Data about app and page elements

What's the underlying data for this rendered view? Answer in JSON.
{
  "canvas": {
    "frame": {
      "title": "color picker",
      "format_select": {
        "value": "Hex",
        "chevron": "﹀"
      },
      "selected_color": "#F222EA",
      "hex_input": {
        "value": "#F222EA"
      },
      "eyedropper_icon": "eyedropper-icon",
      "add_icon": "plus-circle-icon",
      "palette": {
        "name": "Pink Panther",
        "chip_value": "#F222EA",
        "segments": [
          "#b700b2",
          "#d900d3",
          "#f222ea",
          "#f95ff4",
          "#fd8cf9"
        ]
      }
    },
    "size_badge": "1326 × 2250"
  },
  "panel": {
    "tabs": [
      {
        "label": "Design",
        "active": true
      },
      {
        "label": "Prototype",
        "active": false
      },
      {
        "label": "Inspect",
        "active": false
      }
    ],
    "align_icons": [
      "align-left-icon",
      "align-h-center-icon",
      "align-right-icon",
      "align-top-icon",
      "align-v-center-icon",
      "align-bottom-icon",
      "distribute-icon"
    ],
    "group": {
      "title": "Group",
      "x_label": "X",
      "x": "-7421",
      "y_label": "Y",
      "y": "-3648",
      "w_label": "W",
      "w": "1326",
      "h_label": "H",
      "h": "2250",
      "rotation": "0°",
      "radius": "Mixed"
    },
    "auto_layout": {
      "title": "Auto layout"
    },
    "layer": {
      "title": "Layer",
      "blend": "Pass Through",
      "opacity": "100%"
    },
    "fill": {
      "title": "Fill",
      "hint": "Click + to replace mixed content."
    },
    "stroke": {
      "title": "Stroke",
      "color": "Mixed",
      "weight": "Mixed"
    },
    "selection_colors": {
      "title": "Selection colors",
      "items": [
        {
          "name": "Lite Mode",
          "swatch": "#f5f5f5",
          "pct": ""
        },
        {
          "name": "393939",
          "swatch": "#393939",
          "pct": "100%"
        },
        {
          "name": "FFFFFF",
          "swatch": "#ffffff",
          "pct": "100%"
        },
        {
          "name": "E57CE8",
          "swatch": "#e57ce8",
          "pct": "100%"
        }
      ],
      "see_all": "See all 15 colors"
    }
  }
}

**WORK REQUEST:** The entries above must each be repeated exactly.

**EXERCISE RESULT:**
What's the underlying data for this rendered view? Answer in JSON.
{
  "canvas": {
    "frame": {
      "title": "color picker",
      "format_select": {
        "value": "Hex",
        "chevron": "﹀"
      },
      "selected_color": "#F222EA",
      "hex_input": {
        "value": "#F222EA"
      },
      "eyedropper_icon": "eyedropper-icon",
      "add_icon": "plus-circle-icon",
      "palette": {
        "name": "Pink Panther",
        "chip_value": "#F222EA",
        "segments": [
          "#b700b2",
          "#d900d3",
          "#f222ea",
          "#f95ff4",
          "#fd8cf9"
        ]
      }
    },
    "size_badge": "1326 × 2250"
  },
  "panel": {
    "tabs": [
      {
        "label": "Design",
        "active": true
      },
      {
        "label": "Prototype",
        "active": false
      },
      {
        "label": "Inspect",
        "active": false
      }
    ],
    "align_icons": [
      "align-left-icon",
      "align-h-center-icon",
      "align-right-icon",
      "align-top-icon",
      "align-v-center-icon",
      "align-bottom-icon",
      "distribute-icon"
    ],
    "group": {
      "title": "Group",
      "x_label": "X",
      "x": "-7421",
      "y_label": "Y",
      "y": "-3648",
      "w_label": "W",
      "w": "1326",
      "h_label": "H",
      "h": "2250",
      "rotation": "0°",
      "radius": "Mixed"
    },
    "auto_layout": {
      "title": "Auto layout"
    },
    "layer": {
      "title": "Layer",
      "blend": "Pass Through",
      "opacity": "100%"
    },
    "fill": {
      "title": "Fill",
      "hint": "Click + to replace mixed content."
    },
    "stroke": {
      "title": "Stroke",
      "color": "Mixed",
      "weight": "Mixed"
    },
    "selection_colors": {
      "title": "Selection colors",
      "items": [
        {
          "name": "Lite Mode",
          "swatch": "#f5f5f5",
          "pct": ""
        },
        {
          "name": "393939",
          "swatch": "#393939",
          "pct": "100%"
        },
        {
          "name": "FFFFFF",
          "swatch": "#ffffff",
          "pct": "100%"
        },
        {
          "name": "E57CE8",
          "swatch": "#e57ce8",
          "pct": "100%"
        }
      ],
      "see_all": "See all 15 colors"
    }
  }
}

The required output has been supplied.